Jerkass: Egon with his hilariously cruel experiments, including fooling a couple into thinking they are there for marriage counseling and watching them from behind a two-way mirror, then making them wait for hours and slowly pushing up the temperature.
Just Train Wrong: Egon identifies the ghost train that runs over Winston in the subway tunnel as one that derailed in 1920, despite it looking much more like a train from fifty years before that.
Large Ham: The judge, especially during his "BURNED AT THE STAKE!!!!" rant.
Laser-Guided Karma: The Judge who launches into an extremely unprofessional and sadistic rant against the Ghostbusters after he initially finds them guilty — the bad karma this creates within the vicinity of the "mood slime" results in bringing back the Scolari Brothers, sibling criminals he tried and sentenced to death for murder. He is then forced to rescind the order to get the Ghostbusters to help him.

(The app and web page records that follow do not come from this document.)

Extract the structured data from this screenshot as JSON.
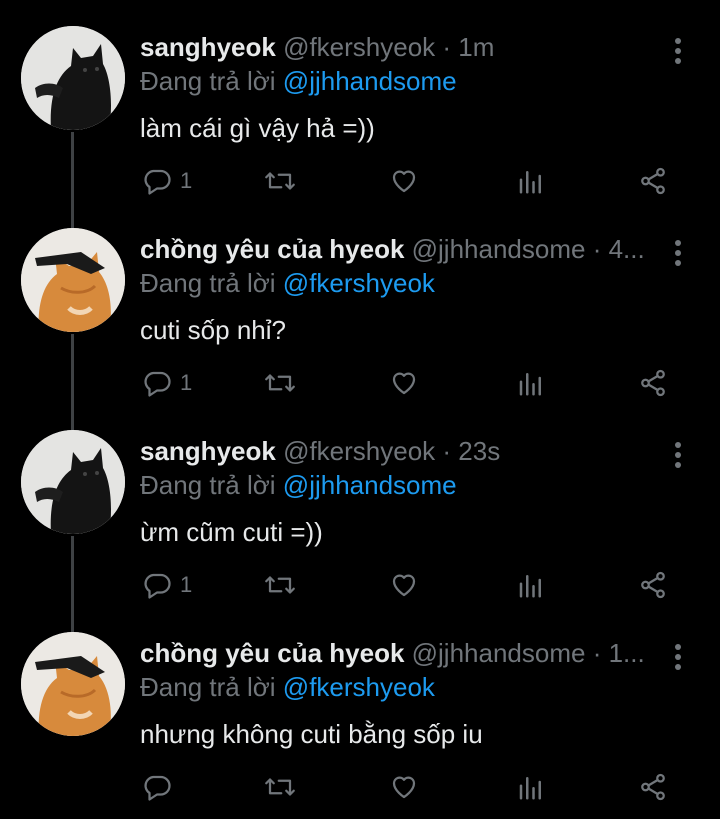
{
  "reply_prefix": "Đang trả lời",
  "tweets": [
    {
      "name": "sanghyeok",
      "meta": "@fkershyeok · 1m",
      "mention": "@jjhhandsome",
      "text": "làm cái gì vậy hả =))",
      "reply_count": "1"
    },
    {
      "name": "chồng yêu của hyeok",
      "meta": "@jjhhandsome · 4...",
      "mention": "@fkershyeok",
      "text": "cuti sốp nhỉ?",
      "reply_count": "1"
    },
    {
      "name": "sanghyeok",
      "meta": "@fkershyeok · 23s",
      "mention": "@jjhhandsome",
      "text": "ừm cũm cuti =))",
      "reply_count": "1"
    },
    {
      "name": "chồng yêu của hyeok",
      "meta": "@jjhhandsome · 1...",
      "mention": "@fkershyeok",
      "text": "nhưng không cuti bằng sốp iu",
      "reply_count": ""
    }
  ]
}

The Prosecutor (played by the late Janet Margolin) as well, given her rude treatment of the main characters during the trial, which results in her getting hauled out upside down by the Scolari Brothers.
Magic Skirt: The prosecuting attorney is lifted by her leg by a ghost, but her skirt stays up the entire time. (The novelisation of the movie says that she was struggling to keep her skirt from rolling over.)
The updated Ghostbusters sign with the ghost giving the "two" sign. The movie revolved around their comeback after five years of inactivity, so a redesigned logo might seem fitting. It was also their second run as ecto-exterminators. Furthermore, the "two" sign is better known as the V Sign, "V for Victory," from World War II. So the logo is the Ghostbusters' Take That to the authorities that shut them down after the first movie. The fact that it is holding up two fingers is coincidental (at least from the story point of view). Combining these two, V is the Roman numeral for 5.
Egon: Vigo the Carpathian. Born 1505, died 1610. Peter: 105 years old, he hung in there, didn't he? Ray: He didn't die of old age, either. He was poisoned, stabbed, shot, hung, stretched, disemboweled, drawn and quartered. Peter:Ouch.
Mad Magazine made a point of underlining this in their spoof of the movie, with Winston asking Egon why it is that they're right back where they started in the first movie even after having saved New York. Egon rightly points out the trope and all the reasons movie sequels do this.
Sinister Subway: Home to an Afterlife Express, which is a Call Back to an offhand comment in the first film, when a reporter informs viewers that his grandmother used to tell ghost stories about a spectral locomotive.
As another example of Shown Their Work, in searching for the source of the supernatural energy spike which caused little Oscar's runaway Baby Carriage at the start of the movie, the Ghostbusters discover the fictional Van Horne station filled by the river of slime. This is a reference to Beach's Pneumatic Railway which was built beneath Broadway and later shut down by Boss Tweed, and the movie depiction even resembles some of Beach's designs with its tile walls and mosaic frescoes. (Interestingly, while the Manhattan Museum of Art was also fictional, the building used for its facade, the Alexander Hamilton U.S. Custom House near Battery Park, is within a mile of the original tunnel's location.)
Ray: You know, I just can't believe things have gotten so bad in this city that there's no way back. I mean, sure, it's messy, it's crowded, it's polluted, and there are people who would just as soon step on your face as look at you. But come on! There's gotta be a few sparks of sweet humanity left in this burned-out berg. We just gotta find a way to mobilize it!
You Have to Believe Me: A certain amount of this helps Hardemeyer in getting the Ghostbusters committed, and in the psychiatrist not believing a word they said. Even Dana, despite the slime covering them, doesn't seem to respond well.